Data about app and page elements
-----
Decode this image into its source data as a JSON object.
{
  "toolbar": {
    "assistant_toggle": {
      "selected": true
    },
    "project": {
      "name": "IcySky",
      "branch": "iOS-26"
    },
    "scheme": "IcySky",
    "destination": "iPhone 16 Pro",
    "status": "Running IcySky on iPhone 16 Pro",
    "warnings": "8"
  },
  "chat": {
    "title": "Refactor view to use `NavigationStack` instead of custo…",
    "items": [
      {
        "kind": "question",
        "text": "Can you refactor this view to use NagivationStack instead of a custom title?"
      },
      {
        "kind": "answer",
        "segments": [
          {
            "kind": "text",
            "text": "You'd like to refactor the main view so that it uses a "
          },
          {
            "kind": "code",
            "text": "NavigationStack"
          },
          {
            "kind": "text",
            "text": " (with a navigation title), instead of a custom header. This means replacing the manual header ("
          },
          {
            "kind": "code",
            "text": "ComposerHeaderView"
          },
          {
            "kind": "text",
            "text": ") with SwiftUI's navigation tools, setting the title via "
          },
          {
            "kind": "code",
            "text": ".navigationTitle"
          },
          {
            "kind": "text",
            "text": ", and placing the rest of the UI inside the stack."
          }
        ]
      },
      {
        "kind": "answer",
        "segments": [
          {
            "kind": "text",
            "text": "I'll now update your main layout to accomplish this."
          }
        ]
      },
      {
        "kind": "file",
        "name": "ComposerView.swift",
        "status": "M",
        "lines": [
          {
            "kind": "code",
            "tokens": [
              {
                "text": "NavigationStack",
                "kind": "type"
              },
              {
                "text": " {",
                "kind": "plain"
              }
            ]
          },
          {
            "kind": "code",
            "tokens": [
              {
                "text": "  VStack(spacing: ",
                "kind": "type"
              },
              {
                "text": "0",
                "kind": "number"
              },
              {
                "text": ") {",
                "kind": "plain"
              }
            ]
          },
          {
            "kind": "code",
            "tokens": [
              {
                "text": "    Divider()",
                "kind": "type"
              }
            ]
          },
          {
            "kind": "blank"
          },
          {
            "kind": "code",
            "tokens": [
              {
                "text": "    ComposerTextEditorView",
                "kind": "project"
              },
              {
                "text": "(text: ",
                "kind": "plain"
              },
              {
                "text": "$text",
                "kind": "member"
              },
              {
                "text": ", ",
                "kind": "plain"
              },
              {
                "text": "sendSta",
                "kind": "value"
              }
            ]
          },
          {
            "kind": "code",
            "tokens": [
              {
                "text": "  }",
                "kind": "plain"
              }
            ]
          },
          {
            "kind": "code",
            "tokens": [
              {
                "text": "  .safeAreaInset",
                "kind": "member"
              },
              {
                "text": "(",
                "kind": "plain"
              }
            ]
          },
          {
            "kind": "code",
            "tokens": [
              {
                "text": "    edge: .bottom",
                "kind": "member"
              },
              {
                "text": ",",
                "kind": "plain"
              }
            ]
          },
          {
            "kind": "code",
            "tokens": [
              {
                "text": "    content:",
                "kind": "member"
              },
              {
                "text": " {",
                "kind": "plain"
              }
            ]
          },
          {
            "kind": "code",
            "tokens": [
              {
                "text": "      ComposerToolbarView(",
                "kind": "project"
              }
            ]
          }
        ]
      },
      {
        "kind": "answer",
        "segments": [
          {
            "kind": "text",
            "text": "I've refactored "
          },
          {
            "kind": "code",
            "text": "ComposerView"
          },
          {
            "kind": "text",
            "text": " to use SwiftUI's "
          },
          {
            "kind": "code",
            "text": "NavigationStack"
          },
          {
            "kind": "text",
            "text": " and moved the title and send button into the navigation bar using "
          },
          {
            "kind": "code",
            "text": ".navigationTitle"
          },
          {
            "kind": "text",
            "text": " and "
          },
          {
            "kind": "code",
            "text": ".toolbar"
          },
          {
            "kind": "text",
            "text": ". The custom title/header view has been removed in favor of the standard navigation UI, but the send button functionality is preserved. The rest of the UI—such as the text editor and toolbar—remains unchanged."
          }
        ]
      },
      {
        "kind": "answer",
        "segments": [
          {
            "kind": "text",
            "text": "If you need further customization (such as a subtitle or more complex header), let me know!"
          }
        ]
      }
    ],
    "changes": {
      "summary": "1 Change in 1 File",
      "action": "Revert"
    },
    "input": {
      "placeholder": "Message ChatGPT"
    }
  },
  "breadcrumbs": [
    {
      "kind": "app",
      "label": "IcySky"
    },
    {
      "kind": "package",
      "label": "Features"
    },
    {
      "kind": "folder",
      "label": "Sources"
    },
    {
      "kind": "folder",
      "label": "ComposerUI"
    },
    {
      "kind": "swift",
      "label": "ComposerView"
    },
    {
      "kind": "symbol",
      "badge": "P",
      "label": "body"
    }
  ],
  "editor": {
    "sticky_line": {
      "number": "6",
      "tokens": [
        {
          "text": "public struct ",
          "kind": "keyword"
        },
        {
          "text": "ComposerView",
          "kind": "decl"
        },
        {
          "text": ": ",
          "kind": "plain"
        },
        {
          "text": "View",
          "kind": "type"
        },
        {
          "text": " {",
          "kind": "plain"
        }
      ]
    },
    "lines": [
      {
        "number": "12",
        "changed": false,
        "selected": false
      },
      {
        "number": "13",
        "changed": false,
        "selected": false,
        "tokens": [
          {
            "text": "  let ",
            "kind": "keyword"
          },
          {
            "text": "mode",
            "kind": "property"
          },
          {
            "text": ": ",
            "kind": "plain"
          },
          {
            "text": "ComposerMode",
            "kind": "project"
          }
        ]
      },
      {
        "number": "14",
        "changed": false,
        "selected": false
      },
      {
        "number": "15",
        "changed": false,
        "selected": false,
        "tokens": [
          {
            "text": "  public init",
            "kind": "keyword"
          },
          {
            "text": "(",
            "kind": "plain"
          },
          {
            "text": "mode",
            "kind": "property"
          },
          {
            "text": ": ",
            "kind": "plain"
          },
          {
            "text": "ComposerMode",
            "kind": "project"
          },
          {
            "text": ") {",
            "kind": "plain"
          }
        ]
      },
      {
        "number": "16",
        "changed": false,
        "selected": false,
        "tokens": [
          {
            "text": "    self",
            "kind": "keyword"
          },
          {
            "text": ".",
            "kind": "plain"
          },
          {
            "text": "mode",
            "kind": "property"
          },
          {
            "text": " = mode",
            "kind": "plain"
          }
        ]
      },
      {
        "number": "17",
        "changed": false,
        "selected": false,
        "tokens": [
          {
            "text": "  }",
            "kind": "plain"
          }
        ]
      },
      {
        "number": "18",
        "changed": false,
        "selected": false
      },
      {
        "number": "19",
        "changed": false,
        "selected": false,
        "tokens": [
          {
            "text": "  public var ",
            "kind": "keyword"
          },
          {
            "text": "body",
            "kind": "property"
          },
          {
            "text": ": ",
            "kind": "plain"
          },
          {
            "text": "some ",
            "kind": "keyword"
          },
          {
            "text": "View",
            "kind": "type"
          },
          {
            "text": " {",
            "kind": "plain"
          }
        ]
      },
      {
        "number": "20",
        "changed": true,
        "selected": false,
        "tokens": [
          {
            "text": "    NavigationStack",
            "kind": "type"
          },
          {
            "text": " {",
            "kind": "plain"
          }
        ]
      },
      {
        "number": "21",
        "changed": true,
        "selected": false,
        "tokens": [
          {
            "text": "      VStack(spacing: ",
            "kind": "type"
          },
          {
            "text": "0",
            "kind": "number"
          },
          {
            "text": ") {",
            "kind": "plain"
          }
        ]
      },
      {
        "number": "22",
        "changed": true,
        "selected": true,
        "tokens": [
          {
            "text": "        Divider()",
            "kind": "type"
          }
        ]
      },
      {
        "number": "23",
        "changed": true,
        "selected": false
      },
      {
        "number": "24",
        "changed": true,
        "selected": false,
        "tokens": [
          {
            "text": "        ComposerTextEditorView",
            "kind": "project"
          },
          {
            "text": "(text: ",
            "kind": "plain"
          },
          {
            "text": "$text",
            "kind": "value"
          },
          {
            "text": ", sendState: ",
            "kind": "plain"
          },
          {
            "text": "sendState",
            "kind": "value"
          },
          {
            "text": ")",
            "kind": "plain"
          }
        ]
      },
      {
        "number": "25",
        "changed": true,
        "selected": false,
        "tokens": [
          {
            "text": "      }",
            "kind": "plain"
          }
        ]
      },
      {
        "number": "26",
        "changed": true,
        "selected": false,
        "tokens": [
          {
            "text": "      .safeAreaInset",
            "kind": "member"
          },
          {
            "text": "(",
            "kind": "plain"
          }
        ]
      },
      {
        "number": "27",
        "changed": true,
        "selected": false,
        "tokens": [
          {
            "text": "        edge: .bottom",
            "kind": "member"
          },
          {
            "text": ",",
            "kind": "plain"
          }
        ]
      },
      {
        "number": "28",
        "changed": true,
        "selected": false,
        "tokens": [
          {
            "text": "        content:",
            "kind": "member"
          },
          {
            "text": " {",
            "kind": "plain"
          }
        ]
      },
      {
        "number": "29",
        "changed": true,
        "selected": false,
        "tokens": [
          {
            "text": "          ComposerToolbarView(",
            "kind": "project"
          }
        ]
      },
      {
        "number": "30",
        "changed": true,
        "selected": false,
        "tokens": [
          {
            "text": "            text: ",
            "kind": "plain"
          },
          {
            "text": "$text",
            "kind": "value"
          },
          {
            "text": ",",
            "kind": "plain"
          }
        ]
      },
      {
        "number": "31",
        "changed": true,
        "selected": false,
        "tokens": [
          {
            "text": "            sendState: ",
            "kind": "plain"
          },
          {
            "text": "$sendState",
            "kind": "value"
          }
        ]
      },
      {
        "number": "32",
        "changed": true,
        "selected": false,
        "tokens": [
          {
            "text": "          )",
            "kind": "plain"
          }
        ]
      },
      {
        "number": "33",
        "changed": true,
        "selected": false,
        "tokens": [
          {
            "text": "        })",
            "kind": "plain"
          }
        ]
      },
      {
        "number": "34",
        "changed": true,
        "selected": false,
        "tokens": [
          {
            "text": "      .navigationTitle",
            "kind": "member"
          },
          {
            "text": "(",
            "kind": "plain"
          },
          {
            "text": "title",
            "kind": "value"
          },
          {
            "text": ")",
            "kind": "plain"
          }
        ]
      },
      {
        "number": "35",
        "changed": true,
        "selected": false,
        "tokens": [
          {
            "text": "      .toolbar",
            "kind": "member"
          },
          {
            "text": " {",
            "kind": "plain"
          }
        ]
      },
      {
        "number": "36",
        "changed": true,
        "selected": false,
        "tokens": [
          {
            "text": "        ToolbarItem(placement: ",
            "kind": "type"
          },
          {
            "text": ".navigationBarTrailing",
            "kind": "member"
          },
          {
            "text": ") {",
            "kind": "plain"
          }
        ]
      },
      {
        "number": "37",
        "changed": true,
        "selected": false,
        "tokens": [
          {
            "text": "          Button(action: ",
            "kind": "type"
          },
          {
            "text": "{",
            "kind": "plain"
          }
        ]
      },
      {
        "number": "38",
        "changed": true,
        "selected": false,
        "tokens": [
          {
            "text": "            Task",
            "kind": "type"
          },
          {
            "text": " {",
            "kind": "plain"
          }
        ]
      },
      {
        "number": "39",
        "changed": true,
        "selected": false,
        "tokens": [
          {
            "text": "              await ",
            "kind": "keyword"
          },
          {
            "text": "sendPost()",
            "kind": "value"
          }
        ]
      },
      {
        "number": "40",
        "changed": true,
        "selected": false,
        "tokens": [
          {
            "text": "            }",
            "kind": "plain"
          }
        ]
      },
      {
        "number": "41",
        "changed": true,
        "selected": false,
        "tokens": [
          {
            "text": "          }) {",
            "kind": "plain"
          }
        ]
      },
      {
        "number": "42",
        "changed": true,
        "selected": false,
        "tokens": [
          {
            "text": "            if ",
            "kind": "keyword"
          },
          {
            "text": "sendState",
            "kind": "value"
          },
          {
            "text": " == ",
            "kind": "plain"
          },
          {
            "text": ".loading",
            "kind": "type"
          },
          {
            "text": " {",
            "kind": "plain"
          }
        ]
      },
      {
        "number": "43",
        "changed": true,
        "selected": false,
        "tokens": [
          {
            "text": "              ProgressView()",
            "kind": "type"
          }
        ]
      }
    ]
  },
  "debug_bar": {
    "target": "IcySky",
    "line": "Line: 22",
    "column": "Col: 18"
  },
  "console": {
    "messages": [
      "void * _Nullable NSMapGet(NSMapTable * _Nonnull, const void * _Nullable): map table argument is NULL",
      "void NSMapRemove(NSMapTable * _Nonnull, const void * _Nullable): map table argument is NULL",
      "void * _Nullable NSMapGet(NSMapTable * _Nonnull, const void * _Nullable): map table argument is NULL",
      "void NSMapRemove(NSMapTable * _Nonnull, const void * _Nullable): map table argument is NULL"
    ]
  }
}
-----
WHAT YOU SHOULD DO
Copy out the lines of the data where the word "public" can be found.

EXERCISE SOLUTION
          "text": "public struct ",
            "text": "  public init",
            "text": "  public var ",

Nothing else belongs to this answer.